Isaiah Bowen, Garth Bowen
Posted at 6:55 PM, Jul 20, 2020
and last updated 2020-07-20 18:55:57-04

RICHMOND, Va. -- Attorney General Mark Herring has filed a brief asking a Richmond judge to dissolve the current injunction that bars the removal of the Robert E. Lee statue.

The lawsuit, filed by William Gregory, who is the great-grandson of one of the original families that signed over the monument, alleges that Governor Ralph Northam and Virginia officials have failed to protect the Lee Monument grounds and that plans to remove the statue violate the original agreement.
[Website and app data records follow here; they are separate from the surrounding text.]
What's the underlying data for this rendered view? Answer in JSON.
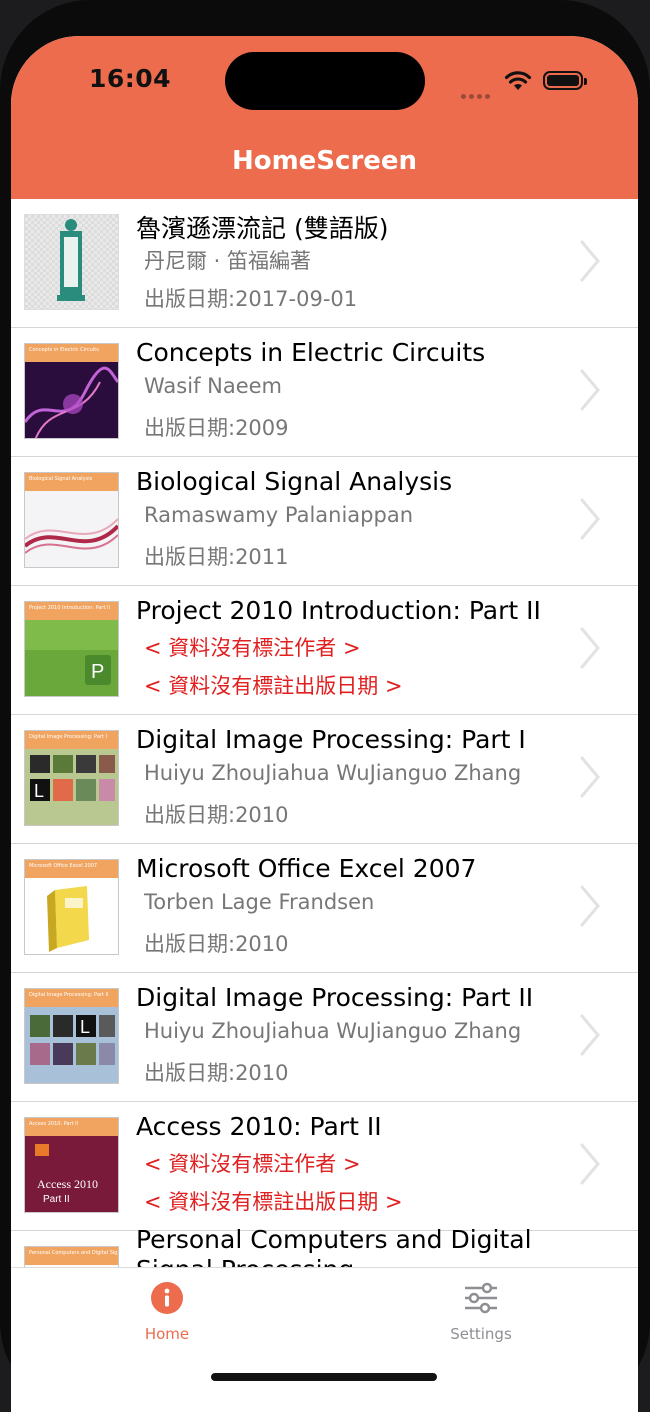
{
  "status": {
    "time": "16:04"
  },
  "header": {
    "title": "HomeScreen"
  },
  "colors": {
    "accent": "#ec6c4d",
    "missing_text": "#e02020",
    "secondary_text": "#777777"
  },
  "books": [
    {
      "title": "魯濱遜漂流記 (雙語版)",
      "author": "丹尼爾 · 笛福編著",
      "date": "出版日期:2017-09-01",
      "missing": false,
      "cover_text": ""
    },
    {
      "title": "Concepts in Electric Circuits",
      "author": "Wasif Naeem",
      "date": "出版日期:2009",
      "missing": false,
      "cover_text": "Concepts in Electric Circuits"
    },
    {
      "title": "Biological Signal Analysis",
      "author": "Ramaswamy Palaniappan",
      "date": "出版日期:2011",
      "missing": false,
      "cover_text": "Biological Signal Analysis"
    },
    {
      "title": "Project 2010 Introduction: Part II",
      "author": "< 資料沒有標注作者 >",
      "date": "< 資料沒有標註出版日期 >",
      "missing": true,
      "cover_text": "Project 2010 Introduction: Part II"
    },
    {
      "title": "Digital Image Processing: Part I",
      "author": "Huiyu ZhouJiahua WuJianguo Zhang",
      "date": "出版日期:2010",
      "missing": false,
      "cover_text": "Digital Image Processing: Part I"
    },
    {
      "title": "Microsoft Office Excel 2007",
      "author": "Torben Lage Frandsen",
      "date": "出版日期:2010",
      "missing": false,
      "cover_text": "Microsoft Office Excel 2007"
    },
    {
      "title": "Digital Image Processing: Part II",
      "author": "Huiyu ZhouJiahua WuJianguo Zhang",
      "date": "出版日期:2010",
      "missing": false,
      "cover_text": "Digital Image Processing: Part II"
    },
    {
      "title": "Access 2010: Part II",
      "author": "< 資料沒有標注作者 >",
      "date": "< 資料沒有標註出版日期 >",
      "missing": true,
      "cover_text": "Access 2010: Part II"
    },
    {
      "title": "Personal Computers and Digital Signal Processing",
      "author": "",
      "date": "",
      "missing": false,
      "cover_text": "Personal Computers and Digital Signal Processing"
    }
  ],
  "tabs": [
    {
      "label": "Home",
      "icon": "info-icon",
      "active": true
    },
    {
      "label": "Settings",
      "icon": "sliders-icon",
      "active": false
    }
  ]
}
In the brief, Herring argues the plaintiff lacks standing to block the removal and the government's effort to take down the statue is lawful.

“The assertion at the heart of this case is staggering," Herring wrote. "Plaintiff insists that a single person—who claims, at most, an undefined fractional interest in property conveyed to the Commonwealth 130 years ago—may indefinitely veto a popularly elected Governor’s decision to relocate a massive, government-owned statue of Robert E. Lee from one area of Commonwealth ownership and control to another.

According to plaintiff, no matter how tenuous his case to relief is and no matter how much pain that statue inflicts—especially on the descendants of people Lee fought to keep in bondage—plaintiff’s preference that the statue remain where it now stands must prevail over the will of Virginians as expressed through their duly elected Governor. Plaintiff’s claims are antithetical to foundational principles of democratic governance, and those principles should begin and end this case."

On June 18, Richmond Circuit Judge Bradley Cavedo dismissed Gregory’s case for lack of standing, but extended an injunction barring removal of the statue so that the plaintiff could amend his complaint.

Herring says the new complaint includes "little in the way of new arguments or evidence."

Judge W. Reilly Marchant could decide the case when he hears the case for a permanent injunction on Thursday, July 23.

The Gregory lawsuit is the only state court litigation involving the Lee statue after several residents of Monument Avenue dropped a separate case last week.